Mexican consul says immigrants wrongly excluded from debate
LOS ANGELES (AP) – Mexican immigrants have been wrongly excluded from the immigration reform debate, and building more fences along the U.S.-Mexico border could exacerbate migration problems, said Ruben Beltran, Mexico’s consul general for Los Angeles.
During an interview Wednesday, Beltran blamed the exclusion in part on vocal anti-illegal immigration groups like the Minutemen, but argued most Americans don’t share their views. He also said Mexico’s position on immigration reform had been unfairly portrayed.
“Our position has been labeled as only rooting for a solution that involves the A-word,” or amnesty for undocumented immigrants, said Beltran. “Which frankly, I don’t find to be the case.”
The diplomat said a “true solution” to the immigration problem would include increased Mexican border security, foreign investment to create more jobs in Mexico and an expansion of guest-worker programs to allow Mexicans to work temporarily in the U.S.
With an estimated 3.5 million people of Mexican descent, Los Angeles County is home to America’s largest Mexican population, according to the U.S. Census.
The U.S. Senate passed a bill earlier this year that would have combined enhanced border security with a path to citizenship for many illegal immigrants, but it ultimately died because of a lack of consensus in the House of Representatives.
Earlier this month, President Bush signed the Secure Fence Act, which will add 700 miles of fence along the U.S.-Mexico border.
Beltran called the act a “fractured” response, saying it could ultimately cause more problems than it solves.
“Are we going to favor organized crime that is preying on immigrants?” said Beltran, expressing views similar to the Mexican government’s.
He added that making illegal border crossings more dangerous could also increase the number of people who die trying to navigate miles of hot, barren desert.
“And instead of having 300 deaths a year (in the desert), are we now going to have 600 deaths?” he asked.
Beltran said he hoped Gov. Arnold Schwarzenegger would “go deeper in his relationship with Mexico and Mexican immigrants.”
Schwarzenegger was criticized by Democratic opponent Phil Angelides earlier this month when the governor said it was difficult for Mexicans to assimilate because of the proximity to their home country.

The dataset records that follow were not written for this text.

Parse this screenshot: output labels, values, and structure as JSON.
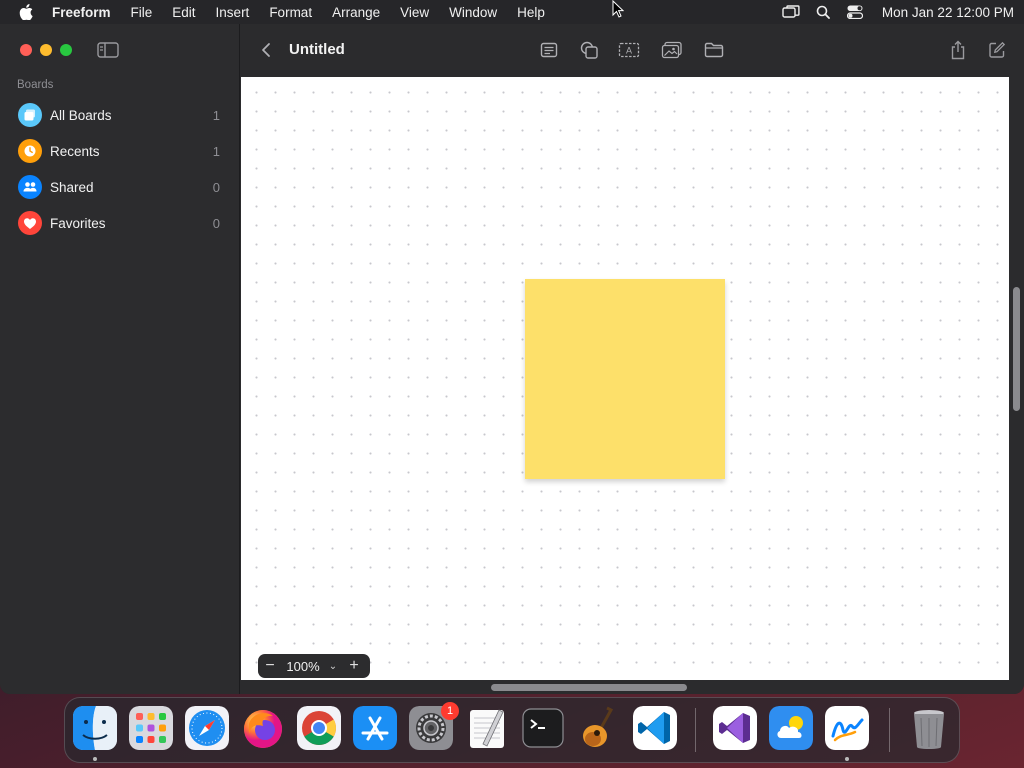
{
  "menubar": {
    "app_name": "Freeform",
    "items": [
      "File",
      "Edit",
      "Insert",
      "Format",
      "Arrange",
      "View",
      "Window",
      "Help"
    ],
    "clock": "Mon Jan 22  12:00 PM"
  },
  "sidebar": {
    "section_title": "Boards",
    "items": [
      {
        "label": "All Boards",
        "count": "1",
        "color": "#5ac8fa"
      },
      {
        "label": "Recents",
        "count": "1",
        "color": "#ff9f0a"
      },
      {
        "label": "Shared",
        "count": "0",
        "color": "#0a84ff"
      },
      {
        "label": "Favorites",
        "count": "0",
        "color": "#ff453a"
      }
    ]
  },
  "toolbar": {
    "title": "Untitled",
    "icons": [
      "sticky-note-icon",
      "shapes-icon",
      "text-box-icon",
      "media-icon",
      "file-icon",
      "share-icon",
      "compose-icon"
    ]
  },
  "canvas": {
    "sticky_note_color": "#fde06a",
    "background": "#ffffff"
  },
  "zoom": {
    "minus": "−",
    "value": "100%",
    "dropdown": "⌄",
    "plus": "+"
  },
  "dock": {
    "apps": [
      "Finder",
      "Launchpad",
      "Safari",
      "Firefox",
      "Chrome",
      "App Store",
      "System Settings",
      "TextEdit",
      "Terminal",
      "GarageBand",
      "VS Code",
      "Visual Studio",
      "Weather",
      "Freeform",
      "Trash"
    ],
    "settings_badge": "1"
  }
}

Schwarzenegger has talked about assimilation in the past.
Beltran called Schwarzenegger’s comment “unfortunate.”
“Sometimes he has not been able to express that sense of appreciation for the work of immigrants,” said Beltran. “Mexicans are very good at integrating themselves into society.”
Schwarzenegger is scheduled to travel to Mexico immediately after the Nov. 7 election.